Exercise prompt:
Go through the entries below and pick out every line with "Unlimited".

Dataset:

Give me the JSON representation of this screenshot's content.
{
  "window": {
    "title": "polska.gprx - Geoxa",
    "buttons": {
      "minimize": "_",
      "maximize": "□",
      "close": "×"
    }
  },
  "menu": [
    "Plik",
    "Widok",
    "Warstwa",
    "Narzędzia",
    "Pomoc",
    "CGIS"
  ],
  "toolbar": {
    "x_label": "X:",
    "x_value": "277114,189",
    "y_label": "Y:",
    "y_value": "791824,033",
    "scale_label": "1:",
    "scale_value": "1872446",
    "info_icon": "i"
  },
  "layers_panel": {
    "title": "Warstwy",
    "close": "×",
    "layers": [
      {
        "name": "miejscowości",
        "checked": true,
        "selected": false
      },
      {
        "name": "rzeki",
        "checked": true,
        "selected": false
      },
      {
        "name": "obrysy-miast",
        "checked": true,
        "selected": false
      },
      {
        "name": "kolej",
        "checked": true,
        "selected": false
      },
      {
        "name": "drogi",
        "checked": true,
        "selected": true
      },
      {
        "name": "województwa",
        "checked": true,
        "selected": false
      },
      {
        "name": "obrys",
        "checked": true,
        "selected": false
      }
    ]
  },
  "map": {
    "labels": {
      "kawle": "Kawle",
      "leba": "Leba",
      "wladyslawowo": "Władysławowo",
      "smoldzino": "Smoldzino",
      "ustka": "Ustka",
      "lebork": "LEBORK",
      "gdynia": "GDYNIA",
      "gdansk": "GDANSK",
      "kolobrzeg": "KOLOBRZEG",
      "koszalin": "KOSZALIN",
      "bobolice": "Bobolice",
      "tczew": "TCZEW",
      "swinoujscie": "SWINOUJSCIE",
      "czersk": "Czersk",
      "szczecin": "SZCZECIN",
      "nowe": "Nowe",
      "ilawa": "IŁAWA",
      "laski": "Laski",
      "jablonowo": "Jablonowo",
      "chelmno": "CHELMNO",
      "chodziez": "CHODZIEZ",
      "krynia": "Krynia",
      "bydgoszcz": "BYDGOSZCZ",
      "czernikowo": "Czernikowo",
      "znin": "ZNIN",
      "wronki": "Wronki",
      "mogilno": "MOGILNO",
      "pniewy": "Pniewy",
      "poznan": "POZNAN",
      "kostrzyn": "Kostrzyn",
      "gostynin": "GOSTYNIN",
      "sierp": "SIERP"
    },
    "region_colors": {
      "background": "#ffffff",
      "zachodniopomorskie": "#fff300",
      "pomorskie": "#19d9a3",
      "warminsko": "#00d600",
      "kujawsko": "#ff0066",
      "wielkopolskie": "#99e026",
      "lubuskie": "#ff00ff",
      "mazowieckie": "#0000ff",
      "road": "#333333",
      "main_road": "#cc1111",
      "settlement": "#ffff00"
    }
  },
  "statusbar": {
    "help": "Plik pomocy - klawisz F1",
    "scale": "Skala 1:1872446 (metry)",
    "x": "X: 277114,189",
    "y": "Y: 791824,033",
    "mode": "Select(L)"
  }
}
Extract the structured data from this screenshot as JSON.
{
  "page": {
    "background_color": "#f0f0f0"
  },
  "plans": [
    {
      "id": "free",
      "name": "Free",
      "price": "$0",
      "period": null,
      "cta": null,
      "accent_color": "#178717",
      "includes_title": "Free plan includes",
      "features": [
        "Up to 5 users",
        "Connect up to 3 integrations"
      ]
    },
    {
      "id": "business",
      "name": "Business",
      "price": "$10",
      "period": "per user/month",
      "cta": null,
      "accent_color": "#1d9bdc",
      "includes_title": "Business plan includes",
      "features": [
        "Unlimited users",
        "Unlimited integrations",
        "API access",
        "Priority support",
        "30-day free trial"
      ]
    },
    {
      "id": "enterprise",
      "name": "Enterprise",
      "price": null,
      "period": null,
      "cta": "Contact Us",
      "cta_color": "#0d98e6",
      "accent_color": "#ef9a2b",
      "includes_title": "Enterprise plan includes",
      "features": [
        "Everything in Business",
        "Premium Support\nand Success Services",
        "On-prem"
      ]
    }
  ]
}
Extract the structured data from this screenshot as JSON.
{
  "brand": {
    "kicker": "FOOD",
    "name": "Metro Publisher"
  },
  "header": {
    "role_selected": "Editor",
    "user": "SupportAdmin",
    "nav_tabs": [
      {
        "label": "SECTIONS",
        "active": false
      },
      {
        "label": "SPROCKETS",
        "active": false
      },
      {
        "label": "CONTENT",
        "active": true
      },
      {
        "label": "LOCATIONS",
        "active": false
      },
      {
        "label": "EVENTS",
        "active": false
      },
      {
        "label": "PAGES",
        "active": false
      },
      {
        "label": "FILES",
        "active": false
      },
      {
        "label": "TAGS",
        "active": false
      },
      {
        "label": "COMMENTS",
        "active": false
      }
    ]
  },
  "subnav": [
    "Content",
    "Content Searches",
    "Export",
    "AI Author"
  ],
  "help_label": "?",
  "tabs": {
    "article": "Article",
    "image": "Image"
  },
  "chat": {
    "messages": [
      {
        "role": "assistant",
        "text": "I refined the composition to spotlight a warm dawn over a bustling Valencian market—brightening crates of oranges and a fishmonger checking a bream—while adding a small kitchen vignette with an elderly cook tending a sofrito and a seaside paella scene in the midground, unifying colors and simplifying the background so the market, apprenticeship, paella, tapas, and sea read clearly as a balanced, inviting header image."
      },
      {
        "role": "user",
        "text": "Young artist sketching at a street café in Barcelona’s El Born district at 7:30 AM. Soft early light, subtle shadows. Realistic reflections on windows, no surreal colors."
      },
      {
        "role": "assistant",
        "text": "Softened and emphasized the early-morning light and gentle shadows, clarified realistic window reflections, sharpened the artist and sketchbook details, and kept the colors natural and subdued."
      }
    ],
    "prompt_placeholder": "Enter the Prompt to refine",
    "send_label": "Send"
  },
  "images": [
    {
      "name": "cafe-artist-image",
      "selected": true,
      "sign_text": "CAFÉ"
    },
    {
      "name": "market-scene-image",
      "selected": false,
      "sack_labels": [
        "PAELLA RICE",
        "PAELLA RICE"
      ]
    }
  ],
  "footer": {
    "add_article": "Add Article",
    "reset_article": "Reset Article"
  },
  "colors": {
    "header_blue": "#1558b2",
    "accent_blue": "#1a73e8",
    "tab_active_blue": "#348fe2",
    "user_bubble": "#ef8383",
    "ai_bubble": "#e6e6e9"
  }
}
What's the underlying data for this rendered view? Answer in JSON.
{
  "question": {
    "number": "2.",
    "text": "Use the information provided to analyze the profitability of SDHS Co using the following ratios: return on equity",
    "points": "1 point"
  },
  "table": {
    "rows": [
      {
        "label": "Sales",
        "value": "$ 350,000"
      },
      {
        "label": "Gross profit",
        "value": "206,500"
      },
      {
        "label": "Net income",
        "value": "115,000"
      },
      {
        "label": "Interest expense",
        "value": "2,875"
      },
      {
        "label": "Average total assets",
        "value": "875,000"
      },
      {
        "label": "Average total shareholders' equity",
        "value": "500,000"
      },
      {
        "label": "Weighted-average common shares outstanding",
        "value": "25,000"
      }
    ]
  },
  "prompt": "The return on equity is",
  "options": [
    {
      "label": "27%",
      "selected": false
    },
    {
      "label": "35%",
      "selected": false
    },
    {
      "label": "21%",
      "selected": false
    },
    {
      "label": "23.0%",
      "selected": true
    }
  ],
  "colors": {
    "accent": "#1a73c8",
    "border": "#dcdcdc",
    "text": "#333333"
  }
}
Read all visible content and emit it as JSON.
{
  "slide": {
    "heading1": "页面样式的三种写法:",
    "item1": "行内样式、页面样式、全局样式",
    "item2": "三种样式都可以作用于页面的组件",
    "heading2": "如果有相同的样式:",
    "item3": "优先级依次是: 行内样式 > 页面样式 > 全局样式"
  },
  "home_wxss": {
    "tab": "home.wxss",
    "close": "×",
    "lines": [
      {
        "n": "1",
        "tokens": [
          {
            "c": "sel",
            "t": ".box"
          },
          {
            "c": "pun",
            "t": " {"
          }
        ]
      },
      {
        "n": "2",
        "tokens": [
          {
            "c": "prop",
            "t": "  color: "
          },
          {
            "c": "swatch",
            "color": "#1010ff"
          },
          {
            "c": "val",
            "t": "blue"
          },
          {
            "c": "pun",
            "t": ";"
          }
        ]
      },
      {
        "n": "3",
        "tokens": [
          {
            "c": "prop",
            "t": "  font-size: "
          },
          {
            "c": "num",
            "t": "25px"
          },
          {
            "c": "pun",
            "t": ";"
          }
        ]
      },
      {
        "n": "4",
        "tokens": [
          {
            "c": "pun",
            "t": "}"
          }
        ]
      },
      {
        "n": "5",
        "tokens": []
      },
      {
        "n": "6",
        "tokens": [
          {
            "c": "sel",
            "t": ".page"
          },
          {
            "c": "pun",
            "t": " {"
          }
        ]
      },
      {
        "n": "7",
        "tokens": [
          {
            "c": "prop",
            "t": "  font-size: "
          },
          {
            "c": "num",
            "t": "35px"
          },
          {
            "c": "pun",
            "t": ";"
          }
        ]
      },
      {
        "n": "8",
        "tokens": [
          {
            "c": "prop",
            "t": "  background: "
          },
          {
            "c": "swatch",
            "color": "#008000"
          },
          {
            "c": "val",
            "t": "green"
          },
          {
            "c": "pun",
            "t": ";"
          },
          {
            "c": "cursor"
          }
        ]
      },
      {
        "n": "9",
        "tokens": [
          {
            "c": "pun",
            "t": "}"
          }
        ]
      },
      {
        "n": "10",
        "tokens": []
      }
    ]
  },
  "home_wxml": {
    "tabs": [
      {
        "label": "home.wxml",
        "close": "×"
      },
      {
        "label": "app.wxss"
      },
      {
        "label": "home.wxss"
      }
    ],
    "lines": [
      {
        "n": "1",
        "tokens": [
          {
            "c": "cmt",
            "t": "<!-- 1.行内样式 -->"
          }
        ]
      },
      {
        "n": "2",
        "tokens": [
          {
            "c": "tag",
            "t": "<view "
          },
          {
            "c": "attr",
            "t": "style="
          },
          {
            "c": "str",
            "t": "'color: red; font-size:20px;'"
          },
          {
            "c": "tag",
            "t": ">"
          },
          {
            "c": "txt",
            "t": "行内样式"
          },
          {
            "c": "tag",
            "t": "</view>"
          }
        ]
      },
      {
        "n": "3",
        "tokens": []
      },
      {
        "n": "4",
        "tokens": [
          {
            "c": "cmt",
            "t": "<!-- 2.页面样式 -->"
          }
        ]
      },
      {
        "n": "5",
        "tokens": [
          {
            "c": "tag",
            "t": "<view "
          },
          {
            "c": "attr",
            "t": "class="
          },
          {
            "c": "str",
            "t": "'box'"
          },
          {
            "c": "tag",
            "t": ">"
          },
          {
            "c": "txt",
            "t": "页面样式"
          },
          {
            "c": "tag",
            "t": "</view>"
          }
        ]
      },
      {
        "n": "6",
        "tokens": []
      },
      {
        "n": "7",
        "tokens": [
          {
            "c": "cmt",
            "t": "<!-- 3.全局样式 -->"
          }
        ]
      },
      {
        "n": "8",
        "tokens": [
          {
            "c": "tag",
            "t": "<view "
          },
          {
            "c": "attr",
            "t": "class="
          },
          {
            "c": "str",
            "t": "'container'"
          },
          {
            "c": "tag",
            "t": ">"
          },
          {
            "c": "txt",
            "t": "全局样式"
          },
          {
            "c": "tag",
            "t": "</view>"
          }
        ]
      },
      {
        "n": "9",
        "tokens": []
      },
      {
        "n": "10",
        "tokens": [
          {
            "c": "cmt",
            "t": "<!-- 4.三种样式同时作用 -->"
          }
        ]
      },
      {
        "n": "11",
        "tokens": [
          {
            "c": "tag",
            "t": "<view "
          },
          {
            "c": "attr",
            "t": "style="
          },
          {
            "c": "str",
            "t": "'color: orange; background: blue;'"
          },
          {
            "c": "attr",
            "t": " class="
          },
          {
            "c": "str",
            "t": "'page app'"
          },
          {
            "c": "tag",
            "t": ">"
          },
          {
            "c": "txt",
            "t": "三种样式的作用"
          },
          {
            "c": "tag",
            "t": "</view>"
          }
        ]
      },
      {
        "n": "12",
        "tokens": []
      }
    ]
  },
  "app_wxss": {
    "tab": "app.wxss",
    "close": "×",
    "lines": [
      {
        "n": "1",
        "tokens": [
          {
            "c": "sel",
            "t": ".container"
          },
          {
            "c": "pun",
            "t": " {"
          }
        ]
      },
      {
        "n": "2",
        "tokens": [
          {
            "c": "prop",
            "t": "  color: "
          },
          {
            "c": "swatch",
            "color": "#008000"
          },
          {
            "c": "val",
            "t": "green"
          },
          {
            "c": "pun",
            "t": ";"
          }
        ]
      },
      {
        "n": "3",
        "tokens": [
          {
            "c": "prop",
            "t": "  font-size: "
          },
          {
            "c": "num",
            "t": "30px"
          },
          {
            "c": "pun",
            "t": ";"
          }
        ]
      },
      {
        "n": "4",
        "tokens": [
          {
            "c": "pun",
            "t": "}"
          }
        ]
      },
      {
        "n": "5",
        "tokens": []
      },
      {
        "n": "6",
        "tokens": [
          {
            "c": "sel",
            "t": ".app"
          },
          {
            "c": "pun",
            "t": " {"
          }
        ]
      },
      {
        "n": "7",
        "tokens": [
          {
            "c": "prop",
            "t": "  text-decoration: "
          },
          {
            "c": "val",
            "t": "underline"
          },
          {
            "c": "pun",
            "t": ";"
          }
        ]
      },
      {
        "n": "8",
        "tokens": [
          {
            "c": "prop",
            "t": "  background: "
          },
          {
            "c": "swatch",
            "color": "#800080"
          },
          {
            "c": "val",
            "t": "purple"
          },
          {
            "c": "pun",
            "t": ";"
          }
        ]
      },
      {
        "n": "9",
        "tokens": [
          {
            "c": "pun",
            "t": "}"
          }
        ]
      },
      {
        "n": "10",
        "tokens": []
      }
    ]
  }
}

Task output:
        "Unlimited users",
        "Unlimited integrations",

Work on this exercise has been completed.